“For Jaguar Land Rover, today is just business as usual. We are a British business with a strong manufacturing base in this country we call home, and we remain committed to all our manufacturing sites and investment decisions,” a spokesperson said. “We respect the views of the British people and in line with all other businesses, Jaguar Land Rover will manage the long-term impact and implications of this decision: nothing will change for us, or the automotive industry, overnight.”
Europe is one of the biggest markets for JLR, accounting for a fifth of its global sales. JLR will be keen on consolidating its presence in the continent at a time when its other large market China has been grappling with industry uncertainties and recalls.

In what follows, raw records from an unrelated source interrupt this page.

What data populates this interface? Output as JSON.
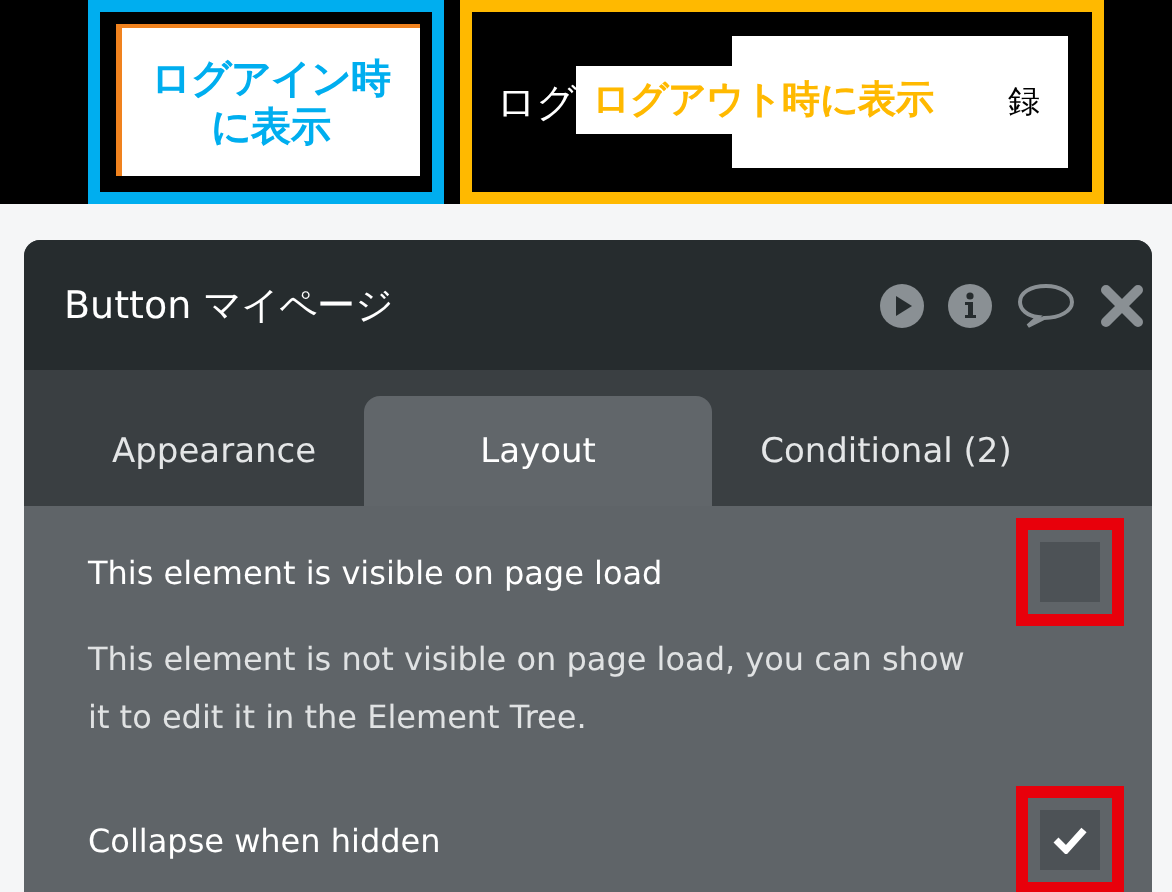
{
  "header_strip": {
    "login_label": {
      "text": "ログアイン時に表示",
      "color": "#00aeef"
    },
    "logout_area": {
      "behind_left": "ログ",
      "behind_right": "録",
      "label": {
        "text": "ログアウト時に表示",
        "color": "#ffb900"
      }
    }
  },
  "panel": {
    "title": "Button マイページ",
    "tabs": [
      {
        "label": "Appearance",
        "selected": false
      },
      {
        "label": "Layout",
        "selected": true
      },
      {
        "label": "Conditional (2)",
        "selected": false
      }
    ],
    "options": [
      {
        "label": "This element is visible on page load",
        "checked": false,
        "note": "This element is not visible on page load, you can show it to edit it in the Element Tree."
      },
      {
        "label": "Collapse when hidden",
        "checked": true
      }
    ]
  }
}
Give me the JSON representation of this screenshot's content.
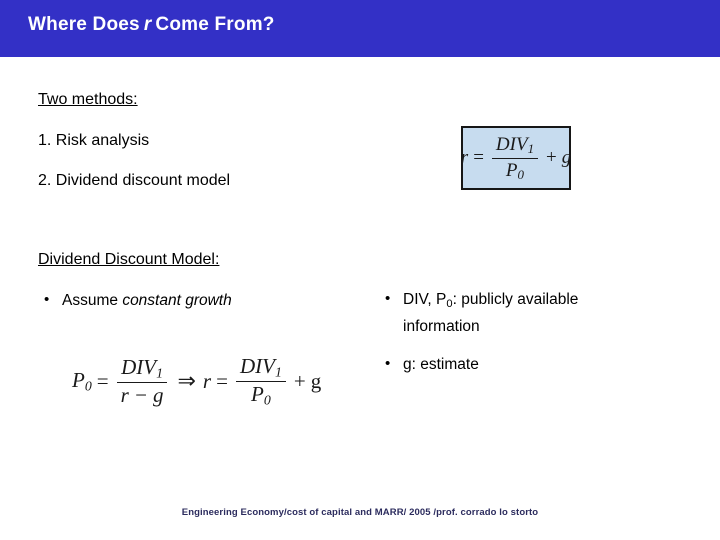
{
  "slide": {
    "title_prefix": "Where Does",
    "title_variable": "r",
    "title_suffix": "Come From?",
    "banner_color": "#3330c6",
    "banner_text_color": "#ffffff"
  },
  "content": {
    "methods_heading": "Two methods:",
    "method_1": "1. Risk analysis",
    "method_2": "2. Dividend discount model",
    "ddm_heading": "Dividend Discount Model:"
  },
  "bullets": {
    "assume_prefix": "Assume ",
    "assume_italic": "constant growth",
    "div_text_pre": "DIV, P",
    "div_sub": "0",
    "div_text_post": ": publicly available information",
    "g_text": "g: estimate",
    "marker": "•"
  },
  "formula_box": {
    "lhs": "r",
    "equals": "=",
    "numerator": "DIV",
    "numerator_sub": "1",
    "denominator": "P",
    "denominator_sub": "0",
    "plus": "+",
    "addend": "g",
    "fill_color": "#c7dcef",
    "border_color": "#161616"
  },
  "derivation": {
    "lhs": "P",
    "lhs_sub": "0",
    "equals_1": "=",
    "num_1": "DIV",
    "num_1_sub": "1",
    "den_1_a": "r",
    "den_1_minus": "−",
    "den_1_b": "g",
    "implies": "⇒",
    "rhs_var": "r",
    "equals_2": "=",
    "num_2": "DIV",
    "num_2_sub": "1",
    "den_2": "P",
    "den_2_sub": "0",
    "plus": "+",
    "addend": "g"
  },
  "footer": {
    "text": "Engineering Economy/cost of capital and MARR/ 2005 /prof. corrado lo storto",
    "color": "#2c2c5e"
  }
}
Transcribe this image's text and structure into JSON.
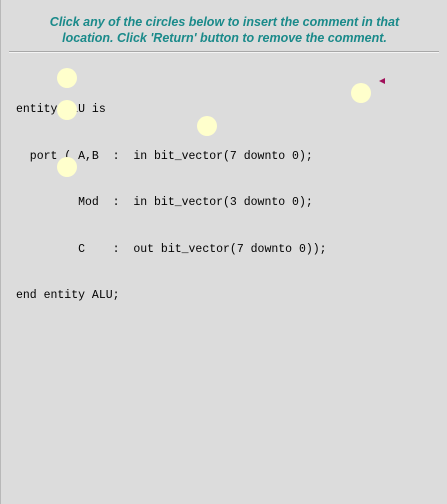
{
  "instructions": {
    "line1": "Click any of the circles below to insert the comment in that",
    "line2": "location. Click 'Return' button to remove the comment."
  },
  "code": {
    "lines": [
      "entity ALU is",
      "  port ( A,B  :  in bit_vector(7 downto 0);",
      "         Mod  :  in bit_vector(3 downto 0);",
      "         C    :  out bit_vector(7 downto 0));",
      "end entity ALU;"
    ]
  },
  "colors": {
    "instructions_text": "#1a8a8a",
    "circle_fill": "#ffffcc",
    "background": "#dcdcdc",
    "marker": "#a0105a"
  },
  "icons": {
    "marker": "return-marker-icon"
  }
}
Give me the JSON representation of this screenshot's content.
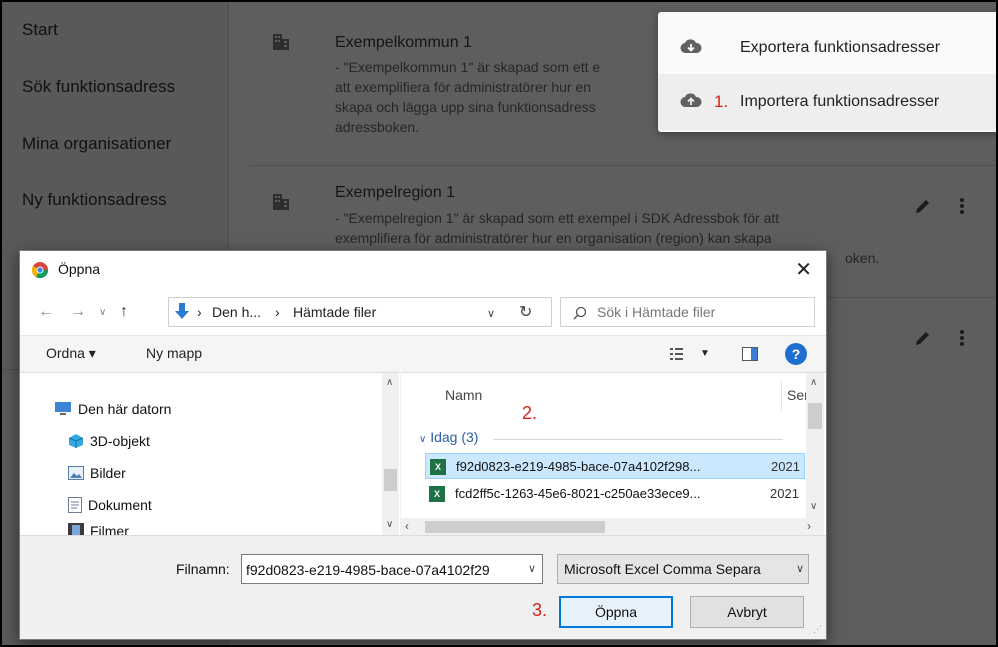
{
  "sidebar": {
    "items": [
      {
        "label": "Start"
      },
      {
        "label": "Sök funktionsadress"
      },
      {
        "label": "Mina organisationer"
      },
      {
        "label": "Ny funktionsadress"
      }
    ]
  },
  "organizations": [
    {
      "title": "Exempelkommun 1",
      "description_lines": [
        " - \"Exempelkommun 1\" är skapad som ett e",
        "att exemplifiera för administratörer hur en",
        "skapa och lägga upp sina funktionsadress",
        "adressboken."
      ]
    },
    {
      "title": "Exempelregion 1",
      "description_lines": [
        " - \"Exempelregion 1\" är skapad som ett exempel i SDK Adressbok för att",
        "exemplifiera för administratörer hur en organisation (region) kan skapa",
        "oken."
      ]
    }
  ],
  "menu": {
    "export_label": "Exportera funktionsadresser",
    "import_label": "Importera funktionsadresser",
    "import_step": "1."
  },
  "dialog": {
    "title": "Öppna",
    "close": "✕",
    "breadcrumb": [
      "Den h...",
      "Hämtade filer"
    ],
    "search_placeholder": "Sök i Hämtade filer",
    "toolbar": {
      "organize": "Ordna ▾",
      "new_folder": "Ny mapp",
      "help": "?"
    },
    "tree": [
      {
        "label": "Den här datorn",
        "icon": "computer-icon"
      },
      {
        "label": "3D-objekt",
        "icon": "cube-icon"
      },
      {
        "label": "Bilder",
        "icon": "pictures-icon"
      },
      {
        "label": "Dokument",
        "icon": "document-icon"
      },
      {
        "label": "Filmer",
        "icon": "film-icon"
      }
    ],
    "columns": {
      "name": "Namn",
      "date": "Sena"
    },
    "step2": "2.",
    "group_label": "Idag (3)",
    "files": [
      {
        "name": "f92d0823-e219-4985-bace-07a4102f298...",
        "date": "2021",
        "selected": true
      },
      {
        "name": "fcd2ff5c-1263-45e6-8021-c250ae33ece9...",
        "date": "2021",
        "selected": false
      }
    ],
    "filename_label": "Filnamn:",
    "filename_value": "f92d0823-e219-4985-bace-07a4102f29",
    "filetype": "Microsoft Excel Comma Separa",
    "step3": "3.",
    "open_button": "Öppna",
    "cancel_button": "Avbryt"
  },
  "colors": {
    "accent_red": "#d7211b",
    "selection_blue": "#cce8ff",
    "win_blue": "#0078d7"
  }
}
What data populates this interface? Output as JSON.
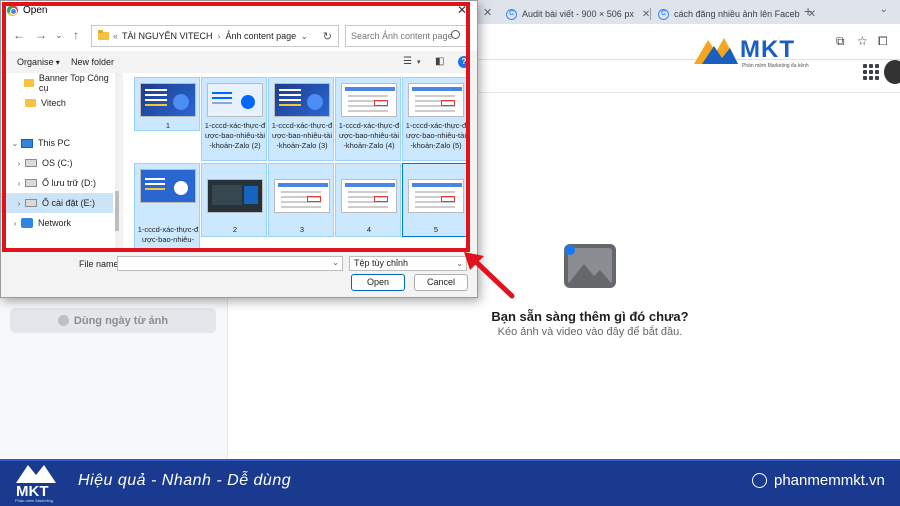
{
  "browser": {
    "tabs": [
      {
        "label": "Audit bài viết - 900 × 506 px"
      },
      {
        "label": "cách đăng nhiều ảnh lên Faceb"
      }
    ]
  },
  "logo": {
    "brand": "MKT",
    "tagline": "Phần mềm Marketing đa kênh"
  },
  "background_page": {
    "use_photo_button": "Dùng ngày từ ảnh",
    "empty_title": "Bạn sẵn sàng thêm gì đó chưa?",
    "empty_subtitle": "Kéo ảnh và video vào đây để bắt đầu."
  },
  "footer": {
    "brand": "MKT",
    "brand_sub": "Phần mềm Marketing",
    "slogan": "Hiệu quả - Nhanh  - Dễ dùng",
    "website": "phanmemmkt.vn"
  },
  "dialog": {
    "title": "Open",
    "breadcrumb": [
      "TÀI NGUYÊN VITECH",
      "Ảnh content page"
    ],
    "search_placeholder": "Search Ảnh content page",
    "organise": "Organise",
    "new_folder": "New folder",
    "nav_items": [
      {
        "label": "Banner Top Công cụ",
        "icon": "folder-icon"
      },
      {
        "label": "Vitech",
        "icon": "folder-icon"
      },
      {
        "label": "This PC",
        "icon": "pc-icon"
      },
      {
        "label": "OS (C:)",
        "icon": "drive-icon"
      },
      {
        "label": "Ổ lưu trữ (D:)",
        "icon": "drive-icon"
      },
      {
        "label": "Ổ cài đặt (E:)",
        "icon": "drive-icon"
      },
      {
        "label": "Network",
        "icon": "network-icon"
      }
    ],
    "files": [
      {
        "label": "1"
      },
      {
        "label": "1-cccd-xác-thực-được-bao-nhiêu-tài-khoản-Zalo (2)"
      },
      {
        "label": "1-cccd-xác-thực-được-bao-nhiêu-tài-khoản-Zalo (3)"
      },
      {
        "label": "1-cccd-xác-thực-được-bao-nhiêu-tài-khoản-Zalo (4)"
      },
      {
        "label": "1-cccd-xác-thực-được-bao-nhiêu-tài-khoản-Zalo (5)"
      },
      {
        "label": "1-cccd-xác-thực-được-bao-nhiêu-"
      },
      {
        "label": "2"
      },
      {
        "label": "3"
      },
      {
        "label": "4"
      },
      {
        "label": "5"
      }
    ],
    "file_name_label": "File name:",
    "file_name_value": "",
    "file_type": "Tệp tùy chỉnh",
    "open_button": "Open",
    "cancel_button": "Cancel"
  },
  "colors": {
    "highlight_frame": "#e0121b",
    "footer_bg": "#1a3a8f",
    "selection": "#cce8ff",
    "brand_blue": "#1a5fbf"
  }
}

According to people familiar with Tata Motors plans for Europe, there may not be any immediate changes, but the company is, however, bracing for higher trade tariffs once Britain exits the EU, since this will make JLR less competitive compared to European rivals such as Mercedes Benz and BMW.
UK media have recently been citing an internal study by JLR, which said profits at the luxury car maker could be lower by one billion pounds from 2020, if Britain left the EU, due to a levy on vehicles exported to Europe and from taxes on import of components. Tata Motors has not commented on the issue.
For 2015-16, JLR reported a profit before tax of 1.56 billion pounds, down from 2.6 billion pounds a year ago, reflecting tough market conditions in China in the first half of last fiscal.
The company has plans to invest 3.75 billion pounds in the current fiscal, which will include expansion of global production capacity, new technologies and new vehicles, such as Jaguar F-Pace and Range Rover Evoque Convertible.
The Brexit developments came just a day after China’s quality watchdog said JLR was recalling over 11,000 vehicles in China due to faulty crankshaft sensors.
Tata Motors shares were trading down 9.3% at Rs 442.50 on the Bombay Stock Exchange on Friday. The stock hit a low of Rs 425 earlier in the session following news of the Britain referendum. It closed 7.99% down.